Because of the good relations the Monastery had with the locals, and its somewhat remote locations, it has avoided damage or destruction based on the Caldorian Uprising, The Great Reformation and The Greater Twenty Year War, that claimed many older holy buildings.
There are still studies here. The monks still hold seminars on a variety of subjects. The Church holds many a conclave at the site. Many still study in the Great Library found in the Great House. Here, the only surviving original copies of many great works are found. Some are even pre-imperial. While the emphasize the theurgical/ the spirit, they run the gamut of knowledge. The Monastery follows Holokrine’s direction to the faithful to revere the old and all knowledge.
One must be a member of the holy order to access the library; or have a special pass from the crown government. Any student must spend a week in holy preparation before any studies in the library are allowed.
This brief part of the description is what makes the setting dramatic. Players will always need access to the information here, but be unable to properly access it.
The Bell Tower of Song is a three-story tall free-standing belltower. The distinctive domes and pillar look of the buildings is best expressed here. The eight bells in the tower make a beautiful call to faith, and have been used to give a variety of songs. It can be heard throughout the region here, tolling four times each day.

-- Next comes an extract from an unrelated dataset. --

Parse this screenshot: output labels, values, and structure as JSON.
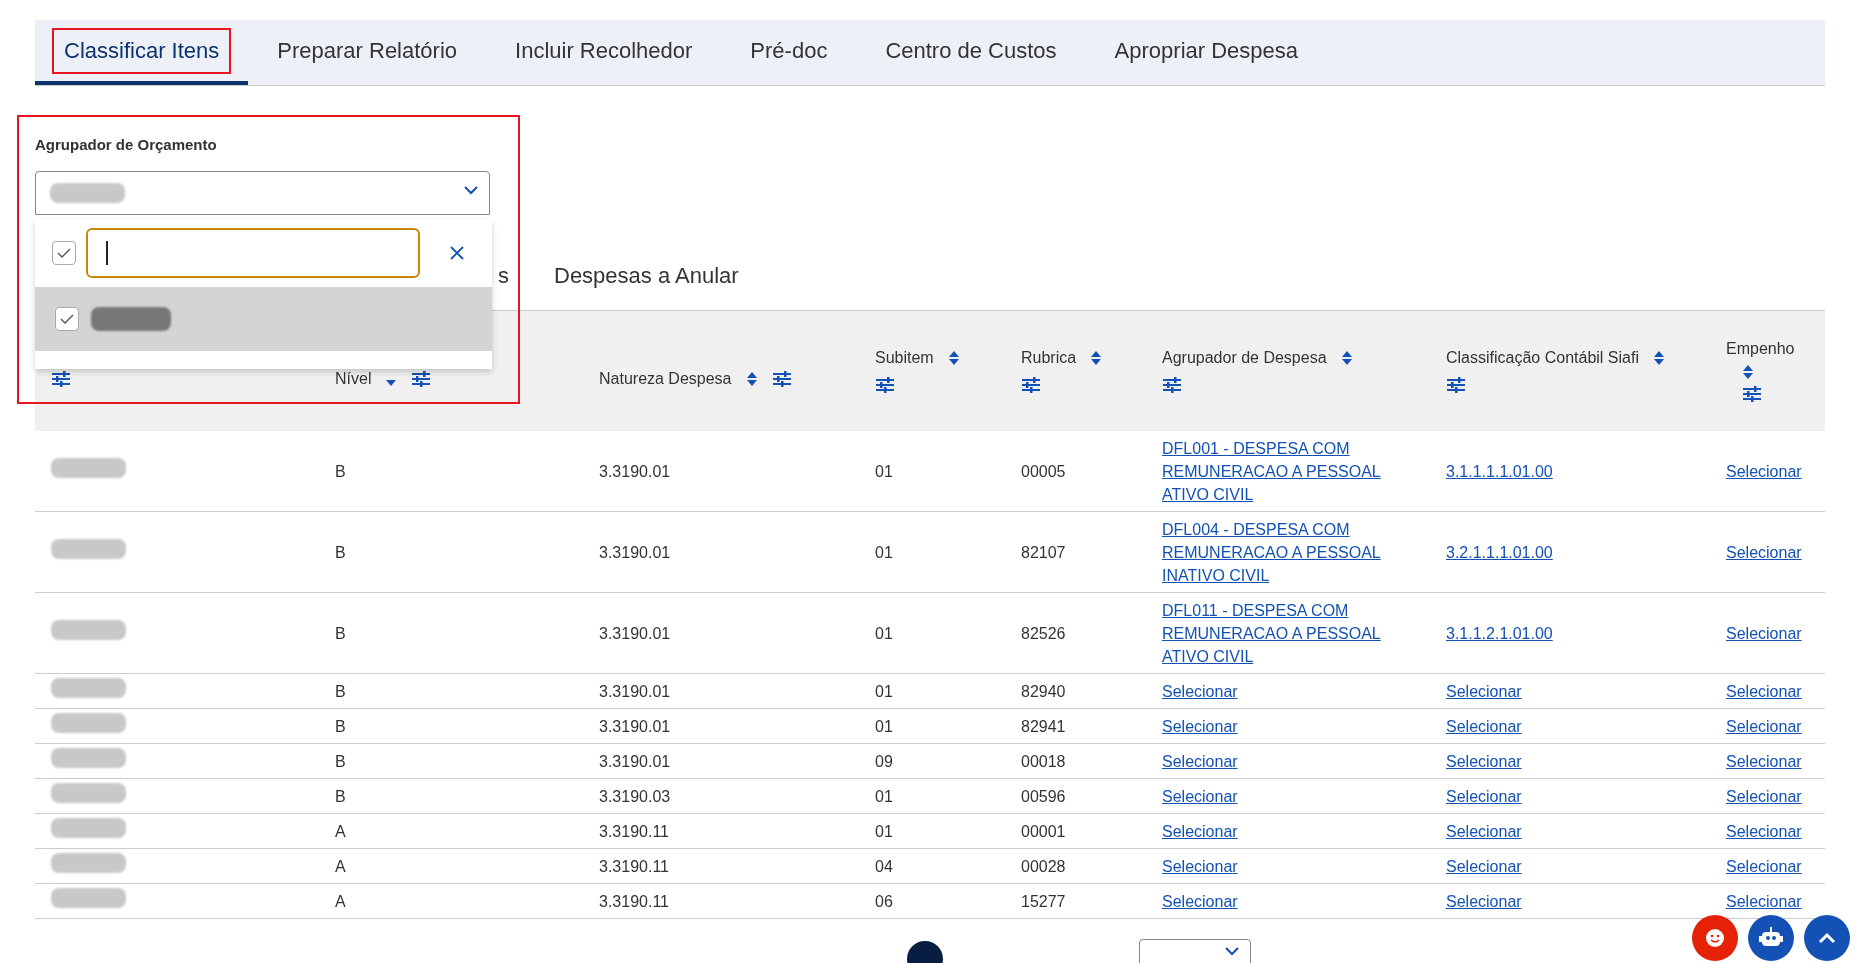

The Scriptorium is perhaps what The Monastery is best known for. Here The Holy Words and many greater works from earlier eras were copied with the greatest of care and artistry. Most of the monks trudge from the Refectory to the Scriptorium every day. (Though the habit of sleeping at one’s desk is quite common). Though The Reformation (and the Press) has reduced the need for the word passed here, beautifully illuminated holy works are still made here. Each Noble Family in the region, once raised by the Crown Government, receives a copy of the Holy Words from the Monastery.

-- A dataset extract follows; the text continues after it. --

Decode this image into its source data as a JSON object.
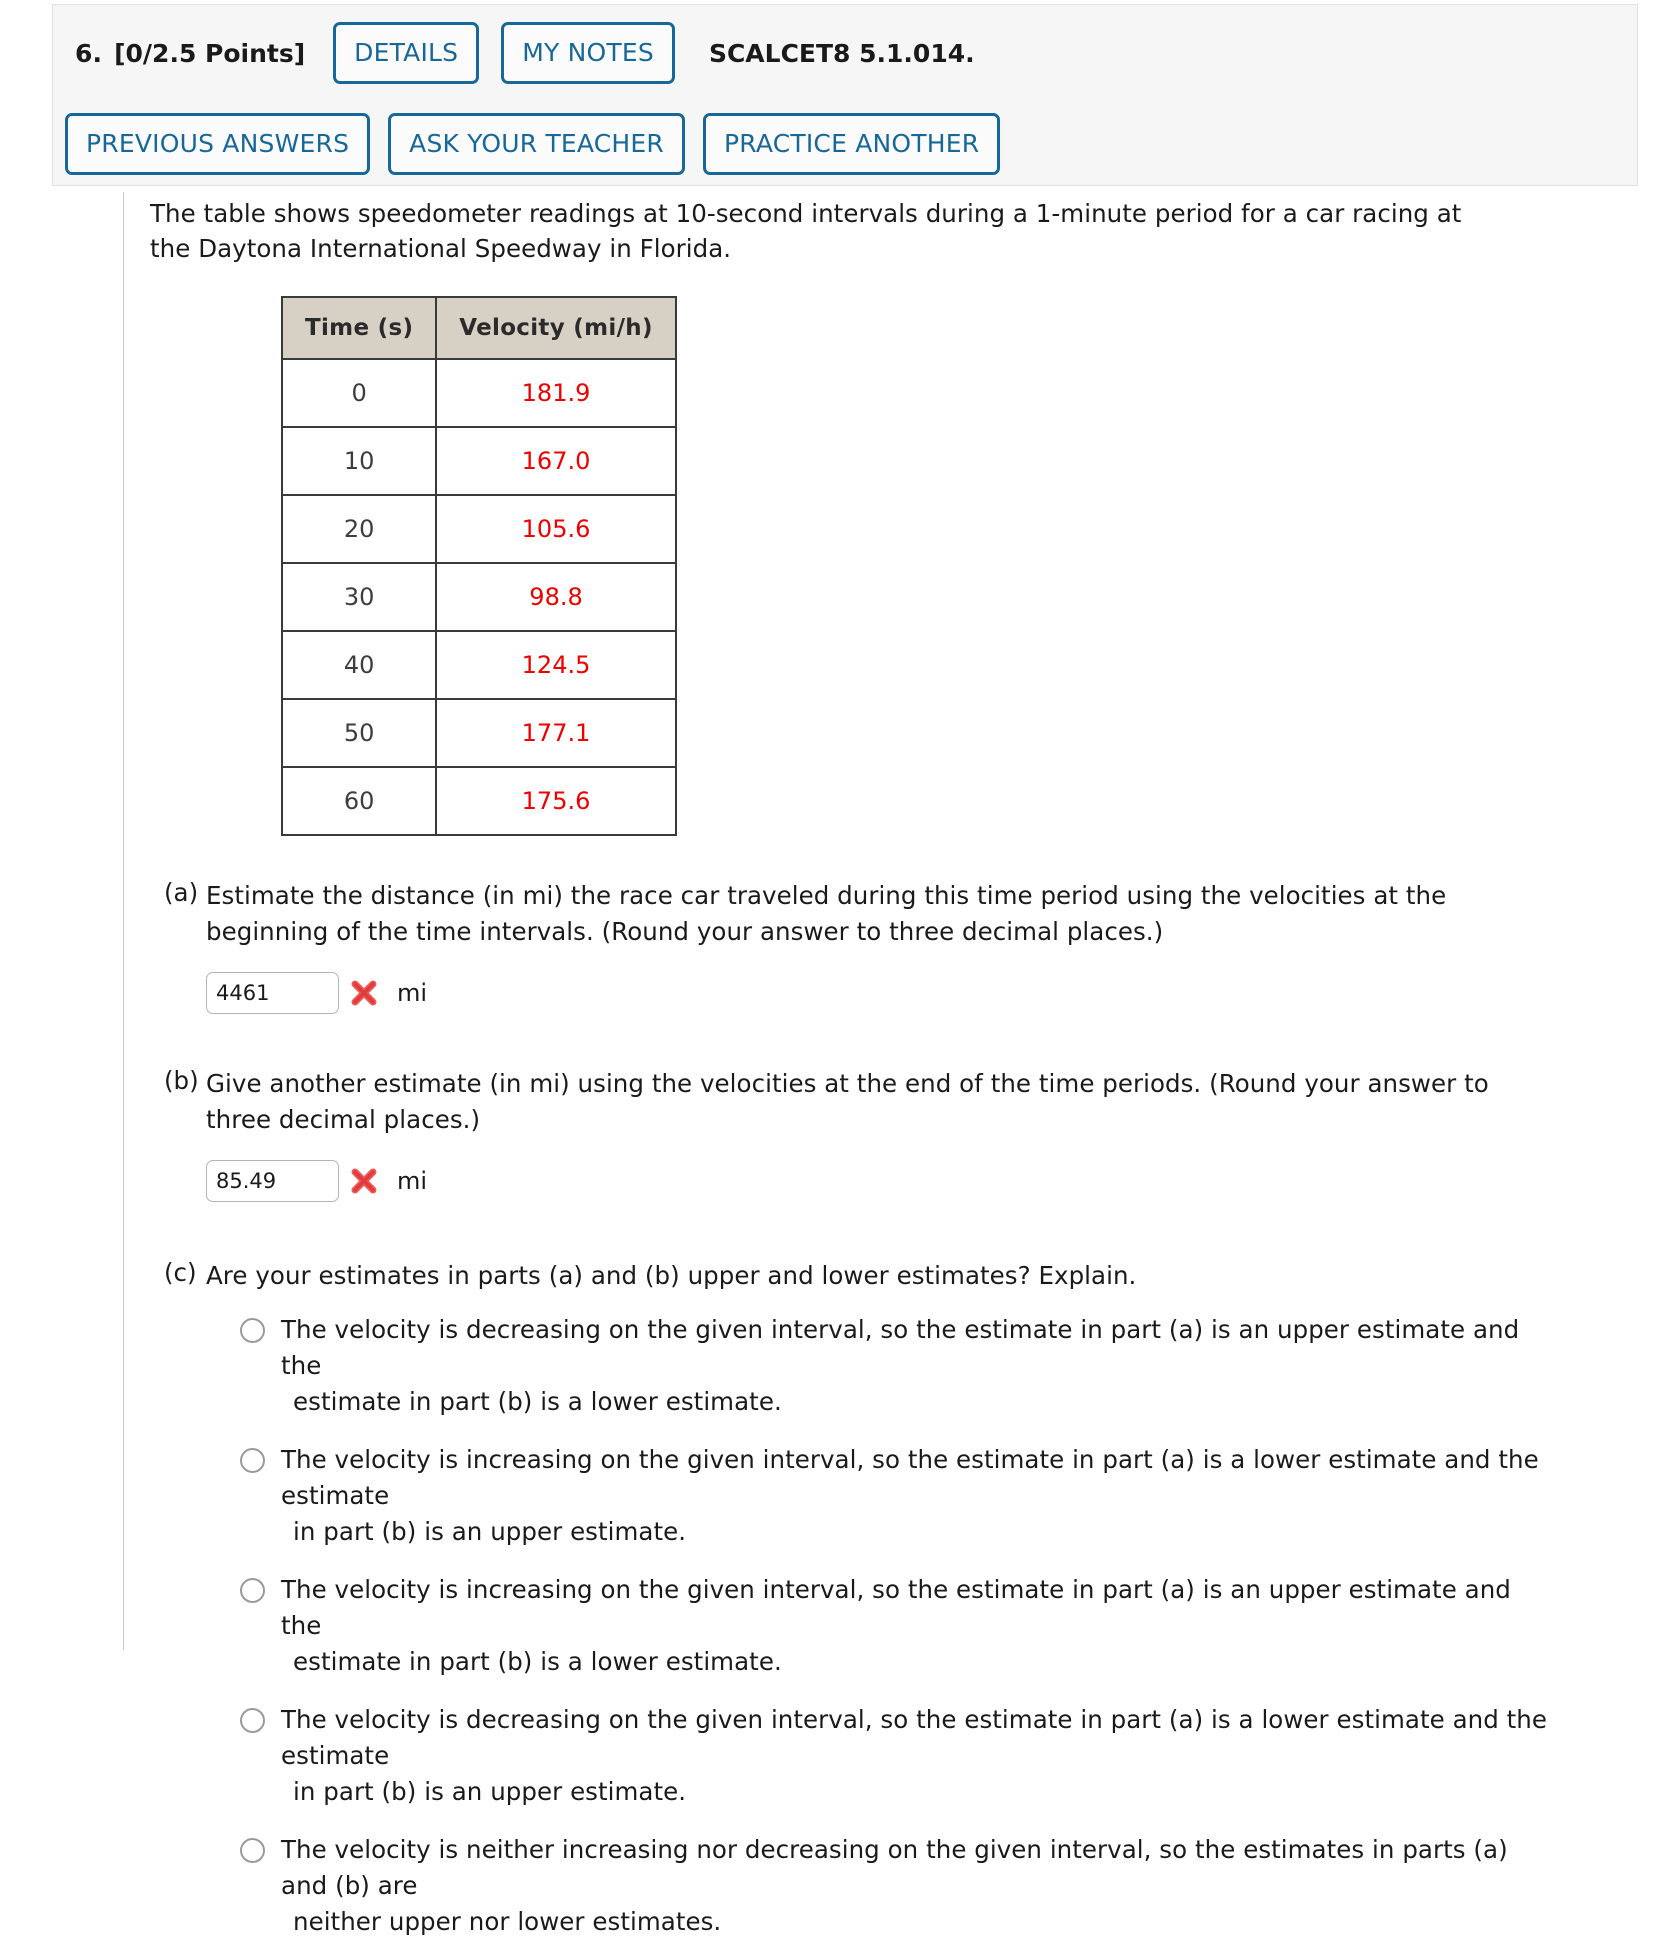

There are also a number of splendid khachkars (cross-stones) of the the early part of the last Era standing on the territory of the monastery. The best known among them is the All-Savior khachkar which has been standing since here since the completion of The Chapel, moved from the now destroyed Great Temple at Dannub.
The monastery has been damaged many times. Sometime during The Reformation Years, an earthquake destroyed parts of The Monastery and it was not restored until fifty years later. It also suffered numerous attacks by armed forces in the many centuries of its existence and from a major earthquake just a decade ago. Nevertheless, much of the complex is still intact and stands today without substantial alterations.
Today the area is an increasingly-popular pilgrimage site.
One quirky note: The Monastery was built with a Wardstone like Churches of the earlier eras (and all Imperial Centers). These stones were meant to seal the spirit of the land to the Holy Faith (or the Path of Order if Imperial), protecting those who follow it and their descendents. It is deep in a “lost” store room under The Chapel, the stairwell is under the right side’s new chapel. The last earthquake cracked the Wardstone (which should be impossible given their magics). Wilder Magic, not known to the Civilized Lands for nearly a Millennium because of the network of WardStones capping node points, is slowly returning to the region.